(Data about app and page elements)
===============

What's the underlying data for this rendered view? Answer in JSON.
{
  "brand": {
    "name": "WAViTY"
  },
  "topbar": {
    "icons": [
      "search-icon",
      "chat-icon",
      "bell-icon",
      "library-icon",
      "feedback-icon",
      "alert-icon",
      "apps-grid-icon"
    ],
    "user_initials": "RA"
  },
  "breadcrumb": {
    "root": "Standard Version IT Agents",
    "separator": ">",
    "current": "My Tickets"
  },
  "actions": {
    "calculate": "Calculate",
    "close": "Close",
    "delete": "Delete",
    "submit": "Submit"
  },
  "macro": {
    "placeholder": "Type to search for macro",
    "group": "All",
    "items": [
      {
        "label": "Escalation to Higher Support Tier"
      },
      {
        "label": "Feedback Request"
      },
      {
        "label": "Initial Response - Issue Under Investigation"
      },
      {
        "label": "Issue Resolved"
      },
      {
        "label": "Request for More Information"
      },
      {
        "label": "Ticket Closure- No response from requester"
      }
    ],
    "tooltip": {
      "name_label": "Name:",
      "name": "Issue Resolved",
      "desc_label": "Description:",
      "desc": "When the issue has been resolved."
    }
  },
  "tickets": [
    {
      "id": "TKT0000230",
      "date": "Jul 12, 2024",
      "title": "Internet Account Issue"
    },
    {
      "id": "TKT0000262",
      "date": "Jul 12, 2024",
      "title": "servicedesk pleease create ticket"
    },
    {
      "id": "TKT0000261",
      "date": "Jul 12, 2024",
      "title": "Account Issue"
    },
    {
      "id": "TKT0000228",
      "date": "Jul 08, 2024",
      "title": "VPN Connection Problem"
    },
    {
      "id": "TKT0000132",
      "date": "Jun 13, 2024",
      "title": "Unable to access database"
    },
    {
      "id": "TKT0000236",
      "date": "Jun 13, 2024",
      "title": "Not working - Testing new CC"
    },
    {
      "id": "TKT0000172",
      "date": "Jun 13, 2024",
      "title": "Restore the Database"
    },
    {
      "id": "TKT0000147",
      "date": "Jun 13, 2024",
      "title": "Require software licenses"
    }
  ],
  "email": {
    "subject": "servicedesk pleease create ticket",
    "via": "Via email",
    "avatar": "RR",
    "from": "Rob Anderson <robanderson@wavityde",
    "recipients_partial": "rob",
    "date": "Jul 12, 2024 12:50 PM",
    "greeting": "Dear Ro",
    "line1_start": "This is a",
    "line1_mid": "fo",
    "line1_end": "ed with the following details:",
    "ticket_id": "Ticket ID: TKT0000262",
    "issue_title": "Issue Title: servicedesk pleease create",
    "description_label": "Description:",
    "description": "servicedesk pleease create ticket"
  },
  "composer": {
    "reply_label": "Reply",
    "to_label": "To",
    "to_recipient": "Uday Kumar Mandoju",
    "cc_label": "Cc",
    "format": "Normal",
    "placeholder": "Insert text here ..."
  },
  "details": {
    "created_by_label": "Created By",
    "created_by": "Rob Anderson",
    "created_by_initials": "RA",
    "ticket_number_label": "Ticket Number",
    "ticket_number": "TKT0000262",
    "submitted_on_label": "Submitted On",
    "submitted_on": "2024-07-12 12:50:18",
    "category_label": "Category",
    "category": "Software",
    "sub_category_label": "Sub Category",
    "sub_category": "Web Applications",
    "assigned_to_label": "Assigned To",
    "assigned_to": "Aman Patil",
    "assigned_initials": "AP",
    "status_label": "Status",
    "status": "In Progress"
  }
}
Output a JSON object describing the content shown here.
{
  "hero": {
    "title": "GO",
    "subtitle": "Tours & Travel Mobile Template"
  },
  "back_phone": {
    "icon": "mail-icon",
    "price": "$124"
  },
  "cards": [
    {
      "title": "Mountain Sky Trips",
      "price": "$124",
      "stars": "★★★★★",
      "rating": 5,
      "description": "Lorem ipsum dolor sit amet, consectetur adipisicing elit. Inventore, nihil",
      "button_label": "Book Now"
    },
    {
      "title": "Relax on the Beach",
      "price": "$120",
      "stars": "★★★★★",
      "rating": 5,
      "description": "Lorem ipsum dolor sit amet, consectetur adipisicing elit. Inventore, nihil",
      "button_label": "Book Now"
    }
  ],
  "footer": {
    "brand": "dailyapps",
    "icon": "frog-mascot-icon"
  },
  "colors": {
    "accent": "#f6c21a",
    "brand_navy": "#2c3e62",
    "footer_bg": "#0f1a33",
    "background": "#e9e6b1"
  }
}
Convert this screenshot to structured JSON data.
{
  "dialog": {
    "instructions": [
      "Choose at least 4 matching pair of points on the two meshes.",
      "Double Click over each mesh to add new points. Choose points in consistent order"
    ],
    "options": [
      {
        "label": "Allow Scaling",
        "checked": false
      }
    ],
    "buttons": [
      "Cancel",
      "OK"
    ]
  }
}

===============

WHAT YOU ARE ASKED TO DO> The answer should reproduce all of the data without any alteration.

EXERCISE RESPONSE>
What's the underlying data for this rendered view? Answer in JSON.
{
  "brand": {
    "name": "WAViTY"
  },
  "topbar": {
    "icons": [
      "search-icon",
      "chat-icon",
      "bell-icon",
      "library-icon",
      "feedback-icon",
      "alert-icon",
      "apps-grid-icon"
    ],
    "user_initials": "RA"
  },
  "breadcrumb": {
    "root": "Standard Version IT Agents",
    "separator": ">",
    "current": "My Tickets"
  },
  "actions": {
    "calculate": "Calculate",
    "close": "Close",
    "delete": "Delete",
    "submit": "Submit"
  },
  "macro": {
    "placeholder": "Type to search for macro",
    "group": "All",
    "items": [
      {
        "label": "Escalation to Higher Support Tier"
      },
      {
        "label": "Feedback Request"
      },
      {
        "label": "Initial Response - Issue Under Investigation"
      },
      {
        "label": "Issue Resolved"
      },
      {
        "label": "Request for More Information"
      },
      {
        "label": "Ticket Closure- No response from requester"
      }
    ],
    "tooltip": {
      "name_label": "Name:",
      "name": "Issue Resolved",
      "desc_label": "Description:",
      "desc": "When the issue has been resolved."
    }
  },
  "tickets": [
    {
      "id": "TKT0000230",
      "date": "Jul 12, 2024",
      "title": "Internet Account Issue"
    },
    {
      "id": "TKT0000262",
      "date": "Jul 12, 2024",
      "title": "servicedesk pleease create ticket"
    },
    {
      "id": "TKT0000261",
      "date": "Jul 12, 2024",
      "title": "Account Issue"
    },
    {
      "id": "TKT0000228",
      "date": "Jul 08, 2024",
      "title": "VPN Connection Problem"
    },
    {
      "id": "TKT0000132",
      "date": "Jun 13, 2024",
      "title": "Unable to access database"
    },
    {
      "id": "TKT0000236",
      "date": "Jun 13, 2024",
      "title": "Not working - Testing new CC"
    },
    {
      "id": "TKT0000172",
      "date": "Jun 13, 2024",
      "title": "Restore the Database"
    },
    {
      "id": "TKT0000147",
      "date": "Jun 13, 2024",
      "title": "Require software licenses"
    }
  ],
  "email": {
    "subject": "servicedesk pleease create ticket",
    "via": "Via email",
    "avatar": "RR",
    "from": "Rob Anderson <robanderson@wavityde",
    "recipients_partial": "rob",
    "date": "Jul 12, 2024 12:50 PM",
    "greeting": "Dear Ro",
    "line1_start": "This is a",
    "line1_mid": "fo",
    "line1_end": "ed with the following details:",
    "ticket_id": "Ticket ID: TKT0000262",
    "issue_title": "Issue Title: servicedesk pleease create",
    "description_label": "Description:",
    "description": "servicedesk pleease create ticket"
  },
  "composer": {
    "reply_label": "Reply",
    "to_label": "To",
    "to_recipient": "Uday Kumar Mandoju",
    "cc_label": "Cc",
    "format": "Normal",
    "placeholder": "Insert text here ..."
  },
  "details": {
    "created_by_label": "Created By",
    "created_by": "Rob Anderson",
    "created_by_initials": "RA",
    "ticket_number_label": "Ticket Number",
    "ticket_number": "TKT0000262",
    "submitted_on_label": "Submitted On",
    "submitted_on": "2024-07-12 12:50:18",
    "category_label": "Category",
    "category": "Software",
    "sub_category_label": "Sub Category",
    "sub_category": "Web Applications",
    "assigned_to_label": "Assigned To",
    "assigned_to": "Aman Patil",
    "assigned_initials": "AP",
    "status_label": "Status",
    "status": "In Progress"
  }
}
Output a JSON object describing the content shown here.
{
  "hero": {
    "title": "GO",
    "subtitle": "Tours & Travel Mobile Template"
  },
  "back_phone": {
    "icon": "mail-icon",
    "price": "$124"
  },
  "cards": [
    {
      "title": "Mountain Sky Trips",
      "price": "$124",
      "stars": "★★★★★",
      "rating": 5,
      "description": "Lorem ipsum dolor sit amet, consectetur adipisicing elit. Inventore, nihil",
      "button_label": "Book Now"
    },
    {
      "title": "Relax on the Beach",
      "price": "$120",
      "stars": "★★★★★",
      "rating": 5,
      "description": "Lorem ipsum dolor sit amet, consectetur adipisicing elit. Inventore, nihil",
      "button_label": "Book Now"
    }
  ],
  "footer": {
    "brand": "dailyapps",
    "icon": "frog-mascot-icon"
  },
  "colors": {
    "accent": "#f6c21a",
    "brand_navy": "#2c3e62",
    "footer_bg": "#0f1a33",
    "background": "#e9e6b1"
  }
}
Convert this screenshot to structured JSON data.
{
  "dialog": {
    "instructions": [
      "Choose at least 4 matching pair of points on the two meshes.",
      "Double Click over each mesh to add new points. Choose points in consistent order"
    ],
    "options": [
      {
        "label": "Allow Scaling",
        "checked": false
      }
    ],
    "buttons": [
      "Cancel",
      "OK"
    ]
  }
}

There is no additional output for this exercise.